Somehow this Tom Hanks/Sandra Bullock drama got an Oscar nod for Best Picture. This technically stunning Blu-ray edition of the film makes one wonder how that was possible....
Warner / 129 Minutes / 2011 / Rated PG-13 / Street Date: March 27, 2012
I'll never forget it. My colleagues and I each had $20 on the line for our Academy Award pool, and we were all up early on nominee-announcement morning, chit-chatting on the computer and trash talking like we were participating in a kind of super-dweeb fantasy football league. In any case, among major categories, it was me versus another guy for first place, with the tiebreaker being the number of Best Picture nominees (remember, the Academy said it would be between five and ten). My pick was eight - four icons on the left of the screen, four on the right - and I was thrilled with victory until at the last moment, above Jennifer Lawrence's head comes Extremely Loud and Incredibly Close, impossibly catching a ninth nomination slot.
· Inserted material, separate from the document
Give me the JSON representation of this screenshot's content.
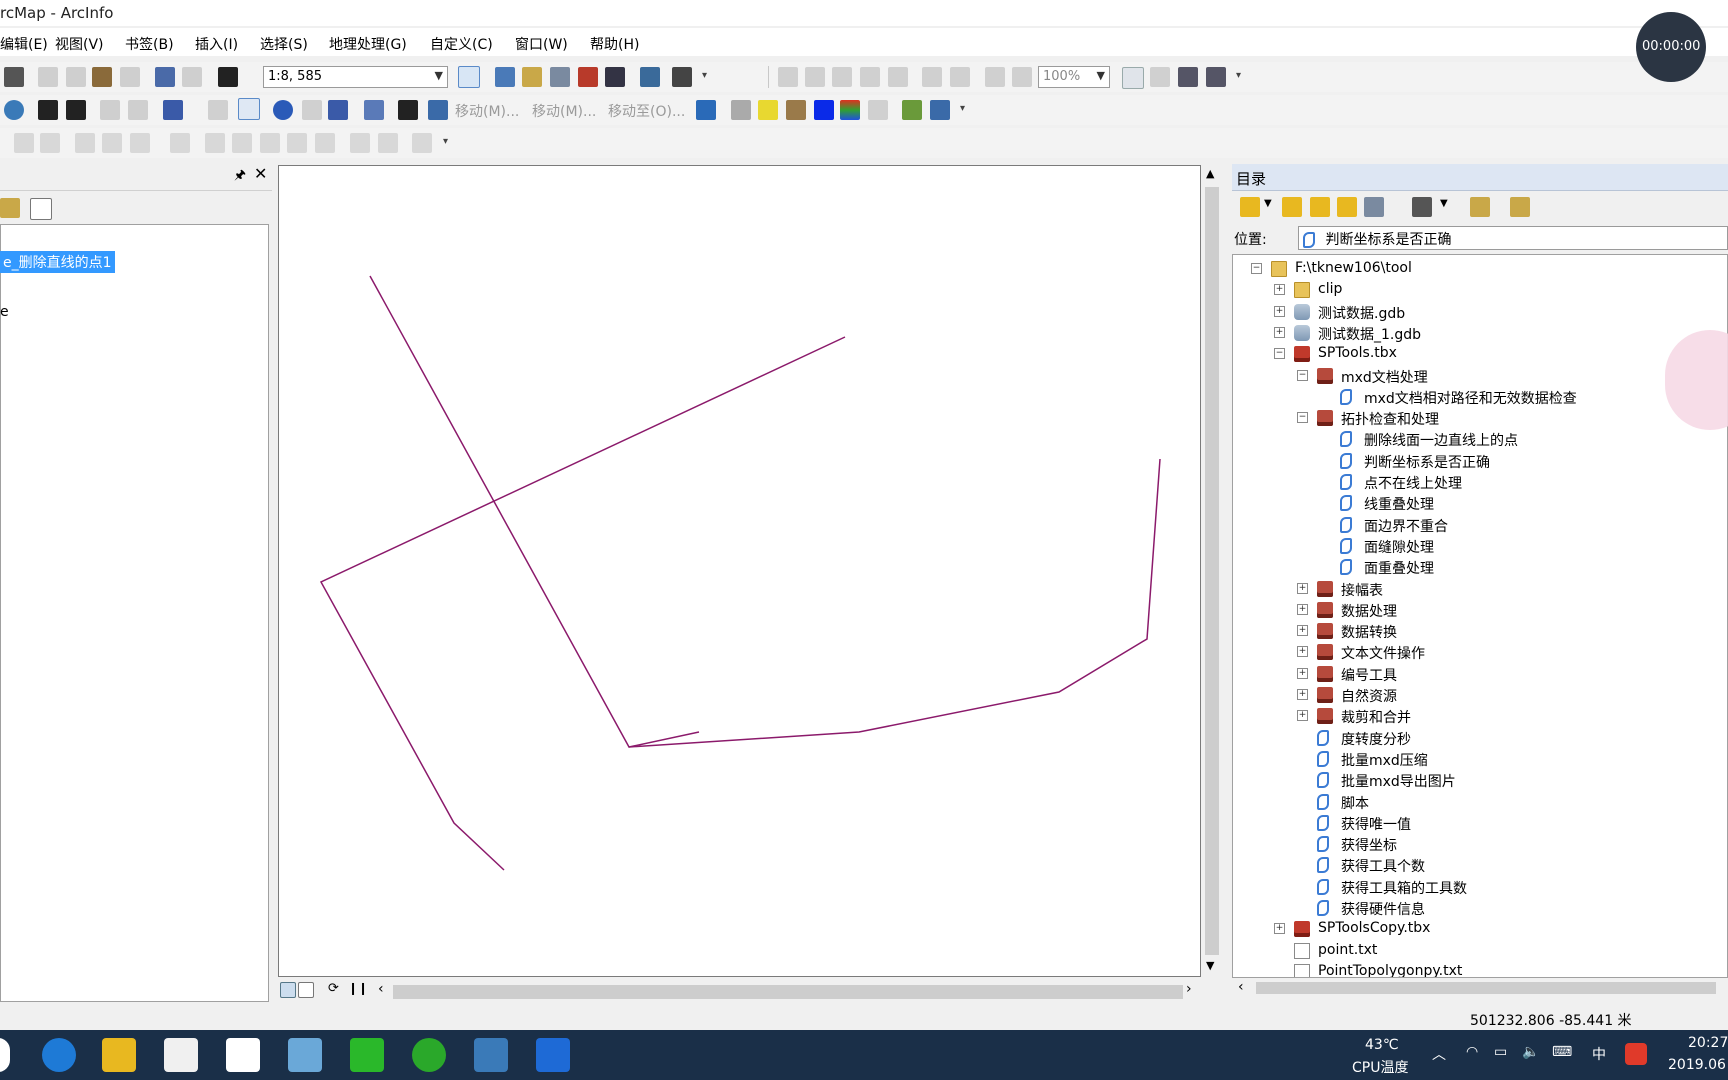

So it's fair to say that when it came time to actually see the damned movie in theatres, I was biased and grumpy about it - if director Stephen Daldry would like to mail me my twenty bucks, that'd be great - but in the spirit of award-season movie magic, I decided to give the film a shot. The novel it was based upon had received major acclaim, and while Daldry's films haven't totally gotten my blood pumping (I'd call Billy Elliott and The Hours good movies, not excellent ones), this one had a big cast - Tom Hanks, Sandra Bullock, Max von Sydow - and it just might work.
As poignant as its 9/11 tale can be, though, Extremely Loud and Incredibly Close is the kind of cheesy hyper-melodrama that gives Oscar a bad name. Its framework has potential - a father (Hanks) dies in the attacks, but leaves behind a key for his son (Thomas Horn) who spends the movie figuring out what it unlocks - but the movie never lets its heartbreaking source material take any kind of authentic root. Grossly manipulative and preachy to a fault, Daldry's movie manages to be so treacly that it undermines fine performances (especially Bullock's) that simply crumble under the leaden weight of the movie's bloated sentiments.
I feel like a monster for being so harsh on a movie with such tragic real-life undercurrents to it, but even if there's a nobility within the constructs of Extremely Loud and Incredibly Close, as a movie, it doesn't make much of a case for itself. It's a picture that almost bullies its points across, rather than allowing them to entrance viewers with any kind of subtlety. There's a hushed, reverent pathos in here somewhere, but it's buried under sheets of Hollywood heavy-handedness.